Background/Purpose: Scar formation after scald injury in children is managed commonly by application of pressure garment. The duration of the treatment depends on clinical assessment. The objective of the study was to evaluate the efficacy of the pressure garment therapy and to correlate the clinical assessment scar thickness with ultrasound measurement. Methods: Prospective study of children with hypertrophic scars receiving pressure garment therapy was carried out between 1993 and 1998. The scars were mapped with paper cutting. Representative scar sites were scored clinically according to Vancouver General Hospital Burn Assessment Scale (pigmentation, vascularity, pliability, height, pain, itchiness). Blind to the clinical results, 2 radiologists measured the scar thickness of the same sites with ultrasonography (5 to 10 MHz transducer, General Electric LOGIQ 500). The correlation between the clinical scores and ultrasound measurement of scar thickness were analysed using analysis of variance (ANOVA). Results: The median age of 58 children with scald injury (M:F = 36:22) was 2.8 years (0.5 to 15.8 years). The mean percentage of scald was 8.8% (24% had scald area >10%). In addition, there were 5 children with burn from naked flame and 9 children with keloid secondary to surgical incisions. With pressure garment therapy, the scar thickness reached a plateau 1 1/2 years after the injury and began to decline gradually thereafter. The clinical estimation of scar thickness correlated well with the ultrasound measurement (ANOVA, P = .003, Adjusted R square = 0,99). The accuracy rate of clinical thickness estimation was 67%. Overestimation and underestimation accounted for 15% and 18%, respectively. There also was good correlation between total clinical score and the ultrasound measurement (ANOVA, P < .001). Conclusions: In children with scald injury, the pressure garment needs to be continued for a minimum of 1 year. Ultrasound measurement correlates well with overall score of the Vancouver General Hospital Burn Assessment Scale but not individual components of the scoring system except wound height.

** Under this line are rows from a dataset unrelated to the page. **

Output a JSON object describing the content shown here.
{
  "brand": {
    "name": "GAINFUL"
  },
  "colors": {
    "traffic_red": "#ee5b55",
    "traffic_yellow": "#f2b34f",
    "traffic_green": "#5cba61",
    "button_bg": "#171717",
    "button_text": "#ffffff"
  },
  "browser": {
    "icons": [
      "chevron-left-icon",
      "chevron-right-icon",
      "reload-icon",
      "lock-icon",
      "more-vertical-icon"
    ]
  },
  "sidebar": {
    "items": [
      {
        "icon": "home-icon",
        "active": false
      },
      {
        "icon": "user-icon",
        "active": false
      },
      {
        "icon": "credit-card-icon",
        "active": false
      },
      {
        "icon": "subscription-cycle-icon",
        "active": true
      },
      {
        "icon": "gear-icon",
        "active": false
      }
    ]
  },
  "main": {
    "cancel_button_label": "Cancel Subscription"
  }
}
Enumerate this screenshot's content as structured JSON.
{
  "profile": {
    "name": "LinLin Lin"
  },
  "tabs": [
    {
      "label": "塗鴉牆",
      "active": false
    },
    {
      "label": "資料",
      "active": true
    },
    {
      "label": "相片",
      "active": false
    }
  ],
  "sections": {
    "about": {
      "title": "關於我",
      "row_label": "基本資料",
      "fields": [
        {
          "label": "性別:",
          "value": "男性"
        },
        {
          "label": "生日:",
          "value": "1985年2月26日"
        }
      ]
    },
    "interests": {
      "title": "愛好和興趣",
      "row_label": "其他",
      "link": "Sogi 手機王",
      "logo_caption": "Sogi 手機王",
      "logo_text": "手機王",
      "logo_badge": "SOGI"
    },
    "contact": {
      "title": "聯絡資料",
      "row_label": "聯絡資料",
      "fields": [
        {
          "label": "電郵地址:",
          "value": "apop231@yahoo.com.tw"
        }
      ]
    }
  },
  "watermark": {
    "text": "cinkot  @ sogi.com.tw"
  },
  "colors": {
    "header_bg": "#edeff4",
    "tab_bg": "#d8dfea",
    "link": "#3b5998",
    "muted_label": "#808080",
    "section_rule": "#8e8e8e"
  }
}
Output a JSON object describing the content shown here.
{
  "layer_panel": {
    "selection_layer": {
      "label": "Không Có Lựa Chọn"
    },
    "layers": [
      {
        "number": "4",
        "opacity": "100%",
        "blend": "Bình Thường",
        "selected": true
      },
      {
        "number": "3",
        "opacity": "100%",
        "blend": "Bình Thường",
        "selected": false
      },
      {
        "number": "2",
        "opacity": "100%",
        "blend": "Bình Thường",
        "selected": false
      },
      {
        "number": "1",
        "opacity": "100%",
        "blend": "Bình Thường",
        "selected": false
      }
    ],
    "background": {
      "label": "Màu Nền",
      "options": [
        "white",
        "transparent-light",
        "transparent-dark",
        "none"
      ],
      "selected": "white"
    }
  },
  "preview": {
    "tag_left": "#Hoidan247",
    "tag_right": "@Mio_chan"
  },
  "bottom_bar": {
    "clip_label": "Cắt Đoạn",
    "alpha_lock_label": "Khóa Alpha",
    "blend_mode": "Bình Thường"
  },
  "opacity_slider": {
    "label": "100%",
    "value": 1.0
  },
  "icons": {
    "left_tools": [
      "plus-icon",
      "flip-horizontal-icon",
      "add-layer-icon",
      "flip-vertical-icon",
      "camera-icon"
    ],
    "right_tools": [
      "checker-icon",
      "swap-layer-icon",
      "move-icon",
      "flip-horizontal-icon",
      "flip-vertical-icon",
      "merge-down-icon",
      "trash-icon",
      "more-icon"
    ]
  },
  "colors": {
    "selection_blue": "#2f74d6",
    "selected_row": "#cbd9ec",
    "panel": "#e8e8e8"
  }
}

- Burn assessment
- Hypertrophic scar
- Pressure garments
ASJC Scopus subject areas
- Pediatrics, Perinatology, and Child Health